Excerpted data section start
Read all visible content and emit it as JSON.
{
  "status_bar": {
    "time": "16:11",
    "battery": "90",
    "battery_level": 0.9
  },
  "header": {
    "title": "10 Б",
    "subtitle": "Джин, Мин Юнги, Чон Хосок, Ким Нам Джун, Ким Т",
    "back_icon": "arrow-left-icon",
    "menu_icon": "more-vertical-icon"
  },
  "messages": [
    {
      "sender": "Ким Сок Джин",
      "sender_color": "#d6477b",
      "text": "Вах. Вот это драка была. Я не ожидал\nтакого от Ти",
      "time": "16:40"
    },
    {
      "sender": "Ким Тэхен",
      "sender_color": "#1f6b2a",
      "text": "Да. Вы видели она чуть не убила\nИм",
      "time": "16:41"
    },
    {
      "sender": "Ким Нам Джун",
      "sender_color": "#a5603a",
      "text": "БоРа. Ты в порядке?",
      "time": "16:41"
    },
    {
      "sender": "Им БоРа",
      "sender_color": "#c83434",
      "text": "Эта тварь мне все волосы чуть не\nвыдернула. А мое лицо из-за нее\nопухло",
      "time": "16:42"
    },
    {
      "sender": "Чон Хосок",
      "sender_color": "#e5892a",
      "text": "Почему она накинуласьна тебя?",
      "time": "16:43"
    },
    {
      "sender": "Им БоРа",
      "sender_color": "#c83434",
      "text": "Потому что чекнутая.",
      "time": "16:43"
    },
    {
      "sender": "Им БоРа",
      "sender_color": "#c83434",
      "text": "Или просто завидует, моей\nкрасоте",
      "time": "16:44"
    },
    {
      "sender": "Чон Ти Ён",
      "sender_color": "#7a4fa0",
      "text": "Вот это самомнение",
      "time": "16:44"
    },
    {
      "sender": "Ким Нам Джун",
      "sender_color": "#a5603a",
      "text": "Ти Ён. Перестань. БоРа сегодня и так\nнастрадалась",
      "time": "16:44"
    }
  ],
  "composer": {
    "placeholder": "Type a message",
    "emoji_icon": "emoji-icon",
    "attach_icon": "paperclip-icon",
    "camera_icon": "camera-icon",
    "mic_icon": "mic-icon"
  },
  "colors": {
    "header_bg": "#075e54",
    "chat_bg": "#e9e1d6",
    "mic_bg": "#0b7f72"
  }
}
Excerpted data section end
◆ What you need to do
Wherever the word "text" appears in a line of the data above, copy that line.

◆ Exercise response
      "text": "Вах. Вот это драка была. Я не ожидал\nтакого от Ти",
      "text": "Да. Вы видели она чуть не убила\nИм",
      "text": "БоРа. Ты в порядке?",
      "text": "Эта тварь мне все волосы чуть не\nвыдернула. А мое лицо из-за нее\nопухло",
      "text": "Почему она накинуласьна тебя?",
      "text": "Потому что чекнутая.",
      "text": "Или просто завидует, моей\nкрасоте",
      "text": "Вот это самомнение",
      "text": "Ти Ён. Перестань. БоРа сегодня и так\nнастрадалась",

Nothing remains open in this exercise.